There is no difference, both are the same.
EBITDA also accounts for depreciation and amortization EBITDA: earnings before interest, taxes, depreciation and amortization
EBITDA Margin is the ratio of EBITDA to Sales Revenue. Example: Revenue of $10,458 and EBITDA of $871 yeilds EBITDA Margin of 8.3%.
EBITDA Margin = EBITDA/Sales
The GOP (Gross Operating Profit) is the profit left after operational costs have been deducted. EBITDA (Earnings Before Interest, Taxes, Depreciation and Amortization) is the amount of profit with those items in its acronym added back into it.
Depends on what you're comparing it to. Since EBITDA is a dollar amount, it's not really something you can compare between companies, especially of different sizes. Obviously, you want EBITDA to be positive, as it is essentially revenue. It would help with comparisons to convert it to a percentage change. (EBITDA2 - EBITDA1)/(EBITDA1) where EBITDA2 is EBITDA at period 2 and EBITDA1 is EBITDA at period 1. That way, you can see how much EBITDA has grown for a given company in a percentage. Then, you can compare it to similar companies. Higher is usually better.
Yes, EBITDA Margin can be negative.

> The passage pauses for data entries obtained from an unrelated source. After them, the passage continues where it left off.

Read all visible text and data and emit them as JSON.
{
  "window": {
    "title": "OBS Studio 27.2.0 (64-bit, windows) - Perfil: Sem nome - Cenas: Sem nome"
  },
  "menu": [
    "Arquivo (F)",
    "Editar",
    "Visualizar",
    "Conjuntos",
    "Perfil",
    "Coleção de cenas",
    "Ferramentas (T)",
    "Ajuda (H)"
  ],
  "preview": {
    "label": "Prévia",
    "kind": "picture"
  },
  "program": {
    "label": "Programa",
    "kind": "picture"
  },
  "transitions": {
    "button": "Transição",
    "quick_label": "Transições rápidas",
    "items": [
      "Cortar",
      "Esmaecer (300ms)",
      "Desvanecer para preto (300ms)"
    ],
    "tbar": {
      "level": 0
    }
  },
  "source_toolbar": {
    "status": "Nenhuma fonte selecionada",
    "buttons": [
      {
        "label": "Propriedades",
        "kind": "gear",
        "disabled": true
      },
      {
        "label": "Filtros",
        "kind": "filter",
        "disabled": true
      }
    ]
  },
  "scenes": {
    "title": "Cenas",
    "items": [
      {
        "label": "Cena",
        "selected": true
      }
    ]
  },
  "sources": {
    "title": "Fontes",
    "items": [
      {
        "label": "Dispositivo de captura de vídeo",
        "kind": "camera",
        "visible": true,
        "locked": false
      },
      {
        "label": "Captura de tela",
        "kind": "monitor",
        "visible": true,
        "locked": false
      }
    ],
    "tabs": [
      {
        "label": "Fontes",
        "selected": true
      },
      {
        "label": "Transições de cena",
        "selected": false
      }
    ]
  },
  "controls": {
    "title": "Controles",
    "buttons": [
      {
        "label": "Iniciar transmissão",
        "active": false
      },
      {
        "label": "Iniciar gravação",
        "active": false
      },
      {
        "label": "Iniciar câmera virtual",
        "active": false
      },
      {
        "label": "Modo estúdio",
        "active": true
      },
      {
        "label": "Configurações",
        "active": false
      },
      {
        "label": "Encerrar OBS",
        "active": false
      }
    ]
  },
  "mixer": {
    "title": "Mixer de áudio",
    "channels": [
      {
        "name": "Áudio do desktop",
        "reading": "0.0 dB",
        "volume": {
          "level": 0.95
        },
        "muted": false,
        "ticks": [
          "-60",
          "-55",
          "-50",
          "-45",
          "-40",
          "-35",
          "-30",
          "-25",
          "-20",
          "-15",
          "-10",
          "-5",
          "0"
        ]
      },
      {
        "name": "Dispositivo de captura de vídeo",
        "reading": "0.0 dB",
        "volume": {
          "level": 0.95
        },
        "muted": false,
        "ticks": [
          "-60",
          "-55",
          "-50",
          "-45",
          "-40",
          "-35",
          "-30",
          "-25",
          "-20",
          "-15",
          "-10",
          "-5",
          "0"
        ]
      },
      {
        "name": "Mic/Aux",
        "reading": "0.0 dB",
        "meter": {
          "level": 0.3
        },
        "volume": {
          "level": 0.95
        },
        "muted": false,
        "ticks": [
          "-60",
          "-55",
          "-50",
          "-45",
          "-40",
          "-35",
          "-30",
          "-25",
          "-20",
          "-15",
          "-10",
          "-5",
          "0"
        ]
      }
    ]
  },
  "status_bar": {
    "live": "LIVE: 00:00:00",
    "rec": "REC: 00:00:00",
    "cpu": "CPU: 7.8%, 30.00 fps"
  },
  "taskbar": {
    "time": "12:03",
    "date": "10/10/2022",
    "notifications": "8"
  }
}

When a company is positive it is due to good efficiencies processes that have kept certain expenses low. While Negative EBITDA can suggest the contrary.
Not necessarily. A negative EBITDA implies that the entity is not capable to cover its interest and tax payments with its operating profits.
Senior Debt / EBITDA
The acronym "EBITDA" stands for "earnings before interest, taxes, depreciation and amortization". It is an equation used by large companies to predict and measure financial results.
What is EBITDA?Earnings before interest, taxes, depreciation and amortization (EBITDA) is a non-GAAP metric that can be used to evaluate a company's profitability. EBITDA = Operating Revenue - Operating Expenses + Other RevenueIts name comes from the fact that Operating Expenses do not include interest, taxes, depreciation or amortization. EBITDA is not a defined measure according to Generally Accepted Accounting Principles (GAAP), and thus can be calculated however a company wishes. It is also not a measure of cash flow.EBITDA differs from the operating cash flow in a cash flow statement primarily by excluding payments for taxes or interest as well as changes in working capital. EBITDA also differs from free cash flow because it excludes cash requirements for replacing capital assets. EBITDA is used when evaluating a company's ability to earn a profit, and it is often used in stock analysis.